Nevertheless, as the game reached the hour mark, neither side had managed to create a clear cut opportunity, with Ollie Watkins failing to connect with a couple more dangerous-looking Matty Cash crosses from wide on Villa’s right. At the other end, Adama Traore wasted a good opportunity by serving up a comfortable save for Martinez with two or three of his teammates arguing they were better placed.
Still Wolves sat deep, seemingly content to try to absorb the pressure being exerted by the men in claret and blue, who went ever closer as Ollie Watkins had a shot well saved by Rui Patricio after making space in the left channel.
Then, in the 69th minute, Wolves came within a post’s width of taking a valuable lead; clever feet again from Podence created space between the lines, and he slipped a perfectly weighted through ball to Fabio Silva in behind the Villa defence. The young striker fired a low shot across the goal, which beat Martinez but cannoned back off the base of the far post and to safety.
Given that Silva’s close call was the first real clear-cut opportunity of the game, it was something of a surprise that it took until the 75th minute for the first substitution of the game to be made, as Anwar El Ghazi replaced Bertrand Traore for Aston Villa.
Shortly afterwards, there was a 76th minute booking for Leander Dendoncker for a shirt pull in midfield, but the Belgian midfielder almost came up with a much more positive contribution moments later.
More good running on the left from Pedro Neto resulted in a rabona cross into a good area for Wolves, and Dendoncker looked set to take took full advantage, arriving late in the penalty area and sending a well hit strike towards Martinez’ goal. Once again, though, the Villa keeper was equal to it, diving to his left and palming it away.
This was to be Dendoncker’s last action of the game, as he was replaced by Ruben Neves on 80 minutes.

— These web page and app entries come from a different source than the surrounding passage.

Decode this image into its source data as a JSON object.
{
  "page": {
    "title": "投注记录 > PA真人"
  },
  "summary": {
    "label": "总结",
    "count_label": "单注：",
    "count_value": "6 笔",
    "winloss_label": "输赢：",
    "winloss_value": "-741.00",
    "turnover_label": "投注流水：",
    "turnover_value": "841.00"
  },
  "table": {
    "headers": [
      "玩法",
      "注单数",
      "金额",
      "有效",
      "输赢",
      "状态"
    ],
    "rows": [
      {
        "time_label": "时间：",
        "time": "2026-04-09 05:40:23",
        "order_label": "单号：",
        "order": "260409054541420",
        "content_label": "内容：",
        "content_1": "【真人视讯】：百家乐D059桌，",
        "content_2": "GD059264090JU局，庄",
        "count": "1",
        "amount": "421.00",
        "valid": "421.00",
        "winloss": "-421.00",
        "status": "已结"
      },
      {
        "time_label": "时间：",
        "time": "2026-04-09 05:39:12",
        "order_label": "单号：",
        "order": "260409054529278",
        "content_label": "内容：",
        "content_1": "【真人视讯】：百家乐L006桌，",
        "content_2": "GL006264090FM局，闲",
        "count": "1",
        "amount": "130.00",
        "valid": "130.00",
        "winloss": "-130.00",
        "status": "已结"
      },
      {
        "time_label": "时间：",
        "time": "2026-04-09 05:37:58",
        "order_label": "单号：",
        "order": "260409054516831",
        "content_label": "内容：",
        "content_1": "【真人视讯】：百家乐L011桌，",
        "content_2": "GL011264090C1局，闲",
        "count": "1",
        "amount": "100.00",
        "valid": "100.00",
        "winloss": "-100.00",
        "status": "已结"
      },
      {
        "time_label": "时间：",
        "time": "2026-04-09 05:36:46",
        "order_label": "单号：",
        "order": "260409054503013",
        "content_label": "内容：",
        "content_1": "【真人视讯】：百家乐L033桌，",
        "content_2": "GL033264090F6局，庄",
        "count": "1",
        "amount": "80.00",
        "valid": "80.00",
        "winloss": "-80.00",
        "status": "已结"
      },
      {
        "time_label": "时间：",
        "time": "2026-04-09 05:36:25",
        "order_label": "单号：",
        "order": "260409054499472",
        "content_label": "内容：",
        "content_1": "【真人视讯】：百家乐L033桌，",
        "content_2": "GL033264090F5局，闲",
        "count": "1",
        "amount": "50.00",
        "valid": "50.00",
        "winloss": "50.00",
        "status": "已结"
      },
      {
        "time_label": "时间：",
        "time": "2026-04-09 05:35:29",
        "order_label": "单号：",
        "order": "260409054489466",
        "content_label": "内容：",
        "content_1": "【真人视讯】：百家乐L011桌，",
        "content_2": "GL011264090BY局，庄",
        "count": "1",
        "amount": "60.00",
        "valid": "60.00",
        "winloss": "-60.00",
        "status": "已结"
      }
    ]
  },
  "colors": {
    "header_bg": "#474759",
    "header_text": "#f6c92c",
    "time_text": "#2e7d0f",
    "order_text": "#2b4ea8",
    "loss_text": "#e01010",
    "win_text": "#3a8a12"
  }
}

The following ten minutes were a microcosm of the game as a whole – scruffy, at times cynical, with both outfits resorting to increasingly desperate tactics to try to gain the upper hand. The 81st minute saw bookings for both Matt Targett and Ezri Konsa, whilst Joao Moutinho was booked less than 60 seconds later for preventing a Jack Grealish breakway.
The ill discipline on show finally came to a head in the 85th minute, as Villa’s Douglas Luiz was sent off for a second bookable offense, mindlessly leading with his elbow in an aerial challenge with the diminutive Daniel Podence following a throw in.
Despite the red card, the game looked to be petering out towards an uneventful goalless stalemate, however there was to be one more twist in the tale. Just as the game entered 5 minutes of stoppage time, Grealish and McGinn combined well down the left side, with the latter shifting the ball well around Nelson Semedo and jinking into the penalty area. Where the former Barcelona man had shown excellent temperament in not fouling Grealish in a similar situation in the first half, this time Semedo was rash, pulling the Irishman down and giving Mike Dean no choice but to point to the spot.
Substitute Anwar El Ghazi emphatically sent Patricio the wrong way to give Aston Villa a late, late lead, which was not to be relinquished.
Joao Moutinho compounded the misery for Nuno Espirito Santo’s men, picking up a second booking which led to a needless 95th minute sending off, leaving us with 10 vs 10 for the final moments of the game.
The final whistle was punctuated with visceral roars of delight from the men in claret and blue, highlighting just how much the derby day honours mean to them, especially with the win coming so late. The stoppage time sucker punch, though, will hit particularly hard for Wolves and their fans. After two consecutive defeats and zero goals scored, they will be looking ahead to a difficult December featuring league fixtures against Chelsea, Tottenham Hotspur and Manchester United wondering exactly how their team will be able to bounce back without talismanic striker Raul Jimenez.
WOLVES MOTM: Daniel Podence